Iowa and Minnesota are both built to keep the ball on the ground, yet each team may experience tough sledding against an opposing defense that keys in to shut down the run. If that happens, the Hawkeyes and Gophers will need to coax competent play out of their passing games to have a chance at victory. Iowa quarterback Spencer Petras mustered up only 94 passing yards against Wisconsin, but much of the blame for this poor performance rested on the shoulders of an offensive line that allowed six sacks and more QB pressures than this author could count. While Minnesota has an excellent pass defense (the Gophers are allowing only 167.2 passing yards per game this season, the eighth-fewest in the country), there is reason to believe that Iowa’s line might fare better against Minnesota’s pass rush than they did the Badgers’. The Gophers are averaging only 1.6 sacks per game (the third-lowest rate in the Big Ten), only slightly more than Northwestern (1.4 sacks per game), an opponent against whom Iowa’s line proved capable of maintaining a clean pocket for Petras to throw from. Iowa’s receivers may struggle to create separation from a talented group of Gopher cornerbacks, but a bounce back performance from Iowa’s OL could give Petras enough time to target playmaker tight ends Sam LaPorta and Luke Lachey, whose matchups against excellent safeties Jordan Howden and Tyler Nubin will be ones to watch on Saturday.

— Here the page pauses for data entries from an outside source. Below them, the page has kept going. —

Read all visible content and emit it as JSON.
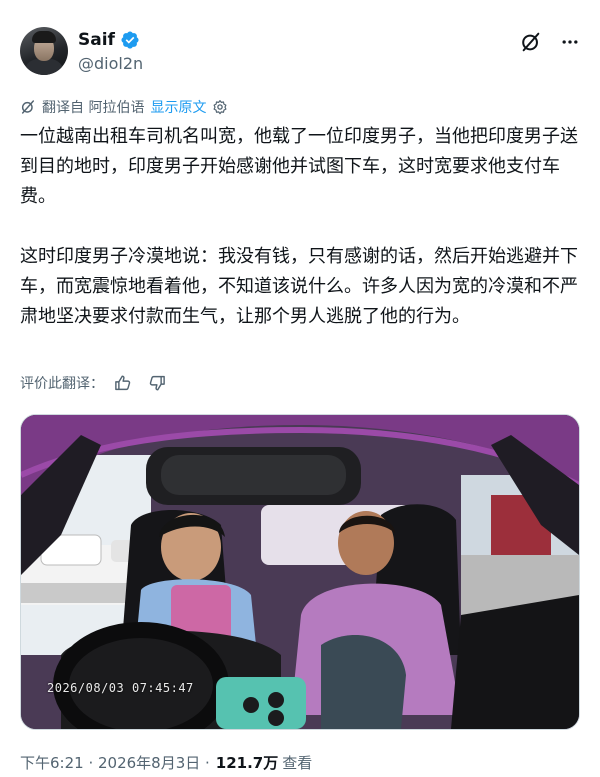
{
  "author": {
    "display_name": "Saif",
    "handle": "@diol2n",
    "verified": true
  },
  "header_icons": [
    "grok-icon",
    "more-icon"
  ],
  "translation": {
    "translated_from": "翻译自 阿拉伯语",
    "show_original": "显示原文"
  },
  "tweet": {
    "paragraphs": [
      "一位越南出租车司机名叫宽，他载了一位印度男子，当他把印度男子送到目的地时，印度男子开始感谢他并试图下车，这时宽要求他支付车费。",
      "这时印度男子冷漠地说：我没有钱，只有感谢的话，然后开始逃避并下车，而宽震惊地看着他，不知道该说什么。许多人因为宽的冷漠和不严肃地坚决要求付款而生气，让那个男人逃脱了他的行为。"
    ]
  },
  "rate_translation": {
    "label": "评价此翻译："
  },
  "media": {
    "overlay_timestamp": "2026/08/03 07:45:47"
  },
  "meta": {
    "time": "下午6:21 · 2026年8月3日 · ",
    "views": "121.7万",
    "views_label": "查看"
  },
  "colors": {
    "accent": "#1d9bf0",
    "secondary_text": "#536471",
    "primary_text": "#0f1419"
  }
}
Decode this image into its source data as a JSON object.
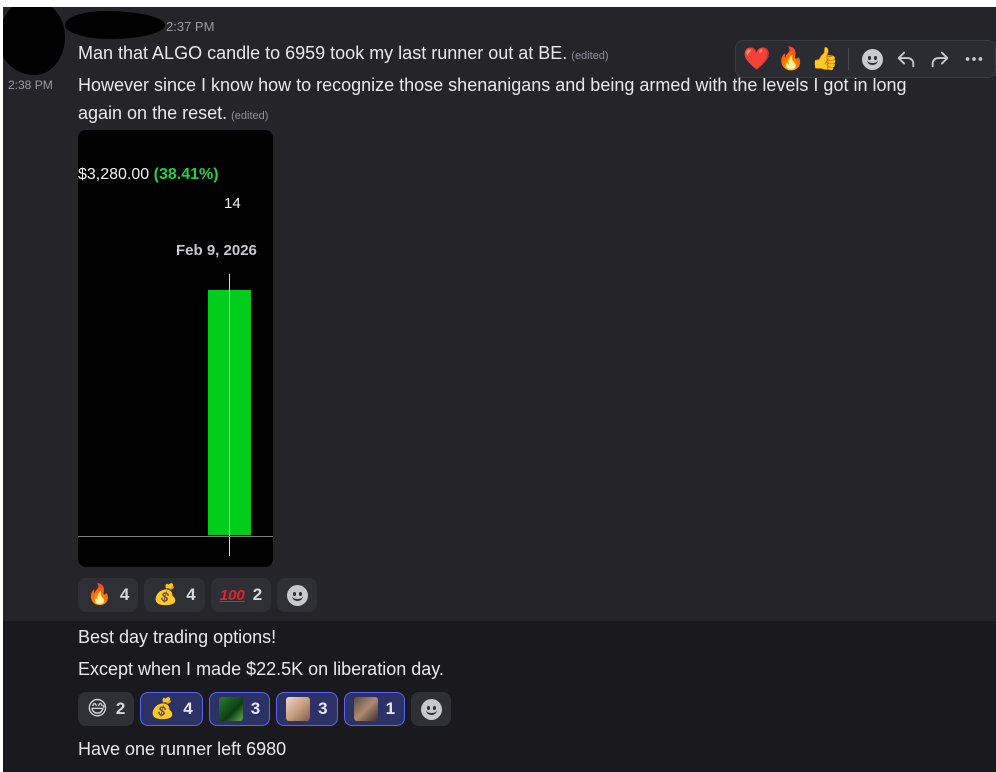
{
  "message_group": {
    "header_time": "2:37 PM"
  },
  "messages": [
    {
      "text": "Man that ALGO candle to 6959 took my last runner out at BE.",
      "edited": "(edited)"
    },
    {
      "gutter_time": "2:38 PM",
      "line1": "However since I know how to recognize those shenanigans and being armed with the levels I got in long",
      "line2": "again on the reset.",
      "edited": "(edited)"
    },
    {
      "text": "Best day trading options!"
    },
    {
      "text": "Except when I made $22.5K on liberation day."
    },
    {
      "text": "Have one runner left 6980"
    }
  ],
  "toolbar": {
    "quick_reactions": [
      "❤️",
      "🔥",
      "👍"
    ],
    "icons": [
      "add-reaction-icon",
      "reply-icon",
      "forward-icon",
      "more-icon"
    ]
  },
  "chart_image": {
    "price": "$3,280.00",
    "percent": "(38.41%)",
    "number": "14",
    "date": "Feb 9, 2026",
    "candle_color": "#00cc1a",
    "percent_color": "#21d04a"
  },
  "reactions_1": [
    {
      "emoji": "🔥",
      "count": "4"
    },
    {
      "emoji": "💰",
      "count": "4"
    },
    {
      "emoji": "100",
      "count": "2"
    }
  ],
  "reactions_2": [
    {
      "emoji": "😅",
      "count": "2"
    },
    {
      "emoji": "💰",
      "count": "4"
    },
    {
      "emoji": "custom-emoji",
      "count": "3"
    },
    {
      "emoji": "custom-emoji",
      "count": "3"
    },
    {
      "emoji": "custom-emoji",
      "count": "1"
    }
  ],
  "colors": {
    "background": "#1a1a1e",
    "hover_background": "#242429",
    "accent": "#5865f2"
  }
}
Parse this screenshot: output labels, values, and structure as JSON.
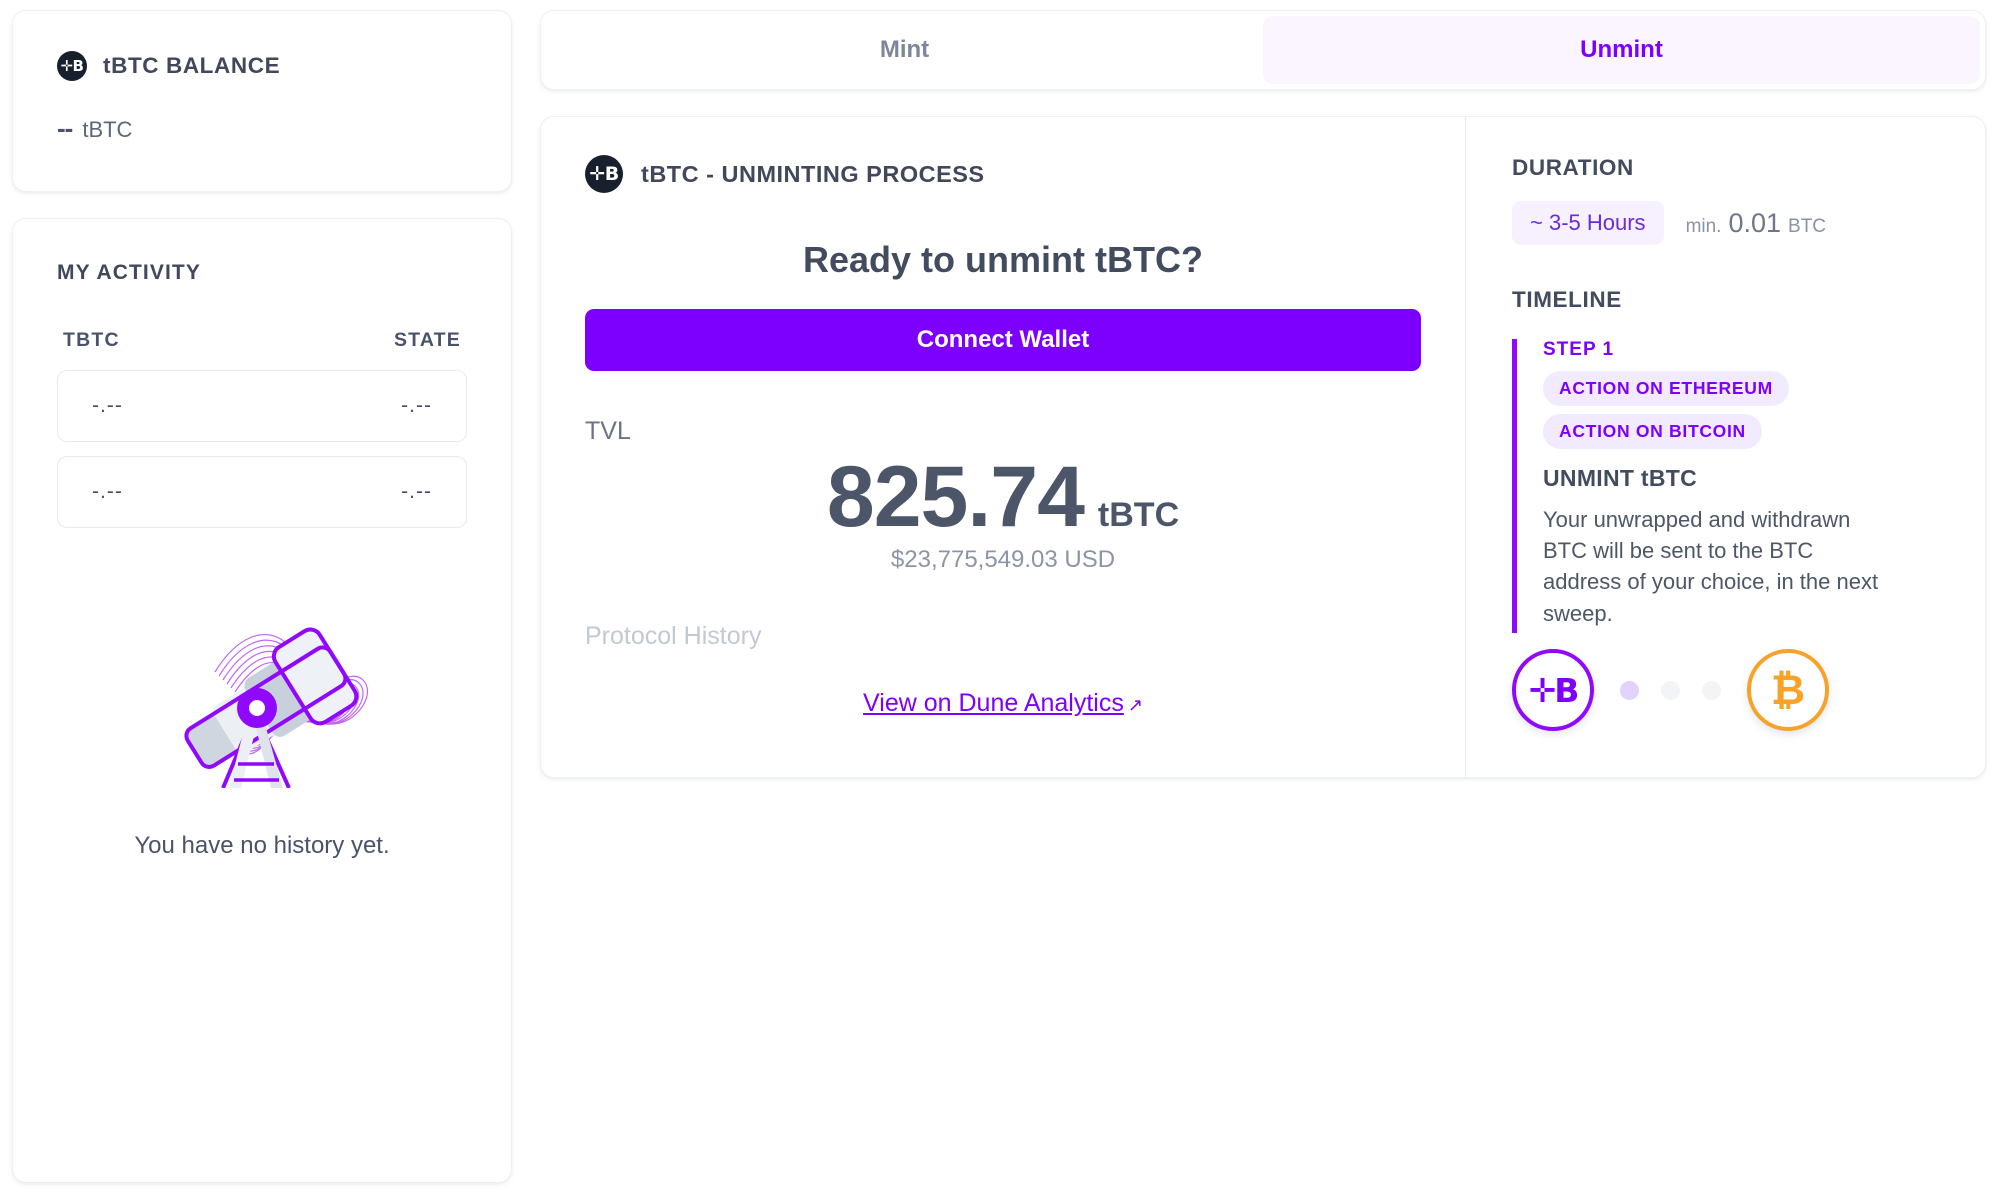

The Gophers, meanwhile, have yet to announce whether veteran Tanner Morgan of former Iowa target Athan Kaliakmanis will start under center. Kaliakmanis has given the Gopher offense an additional running threat in relief of the injured Morgan, but has seriously struggled as a passer, completing only 46.6% of his attempts for one touchdown and three interceptions. While Minnesota has an excellent receiving tight end in Brevyn Spann-Ford, the team’s receiving corps has been uninspiring since Chris Autman-Bell was lost to injury earlier in the season and should struggle to gain separation against an Iowa secondary that is playing as well as any in the country. If Iowa manages to take away the Gopher run game and keep Kaliakmanis in the pocket, there is reason to question whether Minnesota will be able to move the ball through the air, particularly if the Hawkeyes can build a lead late and force the Gophers to become pass dependent.

3. Can Iowa find a way to win on 3rd down?

If there is one area where the Gophers thrive on both sides of the ball, it is performing at a high level on third down. Minnesota’s offense boasts the nation’s best third down conversion rate with a whopping 55.56%, while its defense is allowing the second lowest success rate on third down at only 25.41%.

Offensively, Minnesota moves the chains at a high rate by winning on early downs and putting the offense in a position to convert on third and short. The team’s power success rate (the percentage of runs on third or fourth down, two yards or less to go, that achieved a first down or touchdown) is an impressive 90.9%, the 3rd best in the country. Iowa’s defense has generally been solid on third down this year (the Hawks are allowing opponents to convert only 31.06% of the time) but will be tested against a maddeningly efficient Gopher offense if they fail to produce negative plays on first or second down. Meanwhile, Minnesota’s defense will face a Hawkeye team that has been absolutely atrocious on third down, converting on a woeful 28.99% of attempts and trailing only Georgia Tech for the worst success rate in the Power Five. Freshman running back Kaleb Johnson has shown a real nose for the first down marker this season, but Iowa will need to avoid stalling out on early downs if they hope to put the ball in Johnson’s hands on conversion attempts in this game. If the Hawkeyes can create third and short opportunities which force the defense to choose between selling out against the run or shadowing reliable third down targets Sam LaPorta or Nico Ragaini, Iowa may have a fighting chance to keep its drives alive. Otherwise, expect the team’s difficulties on third down (and, by extension, its struggles sustaining drives) to continue against the Gophers.